While earning his undergraduate degree at UW, he took up flintknapping under the direction of some seasoned practitioners in the Archeology and Anthropology departments. Kirkwood continued to practice as he earned his advanced degree.
The main striking tool is called a billet. Traditionally, those were made from the main beams of elk or moose antlers. Antler tines (or the points coming off the main beam) can be used for finer edging work.
That’s done by pressing against the edges of the stone to snap off flakes to sharpen it.
Kirkwood has a full set of traditional antler tools, but he also “cheats” sometimes by using more modern, copper-tipped tools.
One thing he quickly learned is that flintknapping is about finesse, rather than force.
“At first I thought it was just going to involve banging on rocks,” he said. “It’s surprising how little force is actually needed.”
Since obsidian fractures in a manner similar to thick glass or porcelain, beginners will frequently cut their teeth on beer bottles or old toilets, which Kirkwood said he did.
“You can tell that somebody’s a flintknapper when you see an old toilet in their yard, broken apart,” he said.
While modern people might think the ancients were brutish and simple-minded, the skill and technical knowhow that goes into flintknapping proves otherwise, Kirkwood said.
It takes keen attention to observe how the stone might fracture and to always be thinking a few steps ahead to produce the desired shape, he said. Intense concentration goes into “reading” the stone, selecting just the right piece and hitting it at precisely the right angles.
And just as with modern arrowheads or bullets, weight can make all the difference.

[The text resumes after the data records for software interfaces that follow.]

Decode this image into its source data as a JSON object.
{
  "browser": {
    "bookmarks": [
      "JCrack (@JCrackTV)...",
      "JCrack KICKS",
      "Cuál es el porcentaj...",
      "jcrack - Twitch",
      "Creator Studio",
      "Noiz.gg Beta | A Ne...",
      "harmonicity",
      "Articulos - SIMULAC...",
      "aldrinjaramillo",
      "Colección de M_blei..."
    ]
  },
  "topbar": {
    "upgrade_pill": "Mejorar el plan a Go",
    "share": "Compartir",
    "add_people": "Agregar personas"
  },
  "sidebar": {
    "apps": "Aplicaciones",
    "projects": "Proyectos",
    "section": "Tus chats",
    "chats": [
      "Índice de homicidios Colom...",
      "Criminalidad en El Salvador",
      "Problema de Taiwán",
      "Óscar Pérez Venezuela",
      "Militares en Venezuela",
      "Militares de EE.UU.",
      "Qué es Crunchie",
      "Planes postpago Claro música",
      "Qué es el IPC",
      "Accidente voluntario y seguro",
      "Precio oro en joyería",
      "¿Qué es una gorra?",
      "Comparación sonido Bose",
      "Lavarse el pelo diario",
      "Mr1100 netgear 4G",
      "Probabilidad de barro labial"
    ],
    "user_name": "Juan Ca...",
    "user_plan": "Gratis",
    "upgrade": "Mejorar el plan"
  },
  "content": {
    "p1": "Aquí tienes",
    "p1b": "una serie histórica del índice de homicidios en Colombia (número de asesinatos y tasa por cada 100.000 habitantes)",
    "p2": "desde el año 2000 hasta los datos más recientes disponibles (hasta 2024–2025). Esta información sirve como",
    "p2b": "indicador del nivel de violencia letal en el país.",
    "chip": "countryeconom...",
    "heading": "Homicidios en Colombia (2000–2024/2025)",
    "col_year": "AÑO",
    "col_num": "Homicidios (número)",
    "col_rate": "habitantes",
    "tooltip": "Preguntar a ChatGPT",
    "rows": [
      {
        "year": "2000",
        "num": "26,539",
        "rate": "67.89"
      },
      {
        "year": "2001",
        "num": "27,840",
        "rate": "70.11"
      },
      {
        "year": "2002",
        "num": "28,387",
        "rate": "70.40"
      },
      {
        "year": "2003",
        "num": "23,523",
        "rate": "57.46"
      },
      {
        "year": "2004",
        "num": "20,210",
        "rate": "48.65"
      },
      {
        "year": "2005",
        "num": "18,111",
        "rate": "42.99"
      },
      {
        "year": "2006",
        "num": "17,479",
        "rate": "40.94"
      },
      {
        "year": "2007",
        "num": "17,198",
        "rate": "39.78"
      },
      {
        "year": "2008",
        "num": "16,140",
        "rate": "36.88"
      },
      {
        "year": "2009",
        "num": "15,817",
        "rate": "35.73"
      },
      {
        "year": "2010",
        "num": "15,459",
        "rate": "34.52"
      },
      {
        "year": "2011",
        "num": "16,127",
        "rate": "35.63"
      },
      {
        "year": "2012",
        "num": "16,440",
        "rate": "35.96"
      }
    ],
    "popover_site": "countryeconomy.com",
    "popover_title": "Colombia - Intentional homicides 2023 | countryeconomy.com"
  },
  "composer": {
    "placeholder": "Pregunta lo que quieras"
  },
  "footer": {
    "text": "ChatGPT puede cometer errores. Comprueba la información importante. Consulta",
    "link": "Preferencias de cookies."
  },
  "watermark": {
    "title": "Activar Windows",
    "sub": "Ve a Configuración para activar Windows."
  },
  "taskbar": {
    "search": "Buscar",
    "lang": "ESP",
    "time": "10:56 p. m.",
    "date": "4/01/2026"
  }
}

He and a colleague discovered that by testing obsidian-tipped arrows shot from a recurve bow into ballistic gel. Ballistic gel is roughly the same consistency as muscle tissue and is frequently used in weapons testing.
They soon discovered that if the arrowhead was too light, it wouldn’t produce enough of a wound channel in the gel to have been fatal to an animal. And if it was too heavy, accuracy was lost.
“They (paleolithic hunters) had to find that sweet spots in terms of just the right weight,” he said. “I image it took them a lot of trail and error to achieve that.”
Mass Kill Sites
Much like modern archery hunters do, the ancients likely waited in ambush or stalked up on animals such as deer and elk, he said. But when it came to the massive bison and mammoths, they didn’t take chances on ending up eye-to-eye with a wounded beast.
Instead, they would try to push bison herds into a panic and run them off cliffs, he said. Then, hunters could finish off any wounded animals before processing the carcasses with knives and hide scrapers.
Mammoths could be pushed into narrow pinch points were hunters could hurl spears into them from above, he said.
The remains at such “mass kill sites” still found around Wyoming are treasure troves for researchers, he said.
Just as he was taught the art of flintknapping, Kirkwood said he likes to pass on the knowledge to youngsters any chance he gets. There will be flintknapping demonstrations and hands-on classes during the Wyoming Archeology Fair scheduled for Sept. 9 at the Wyoming Territorial Prison historical site in Laramie.
“There will be some master-level flintknappers there,” Kirkwood said.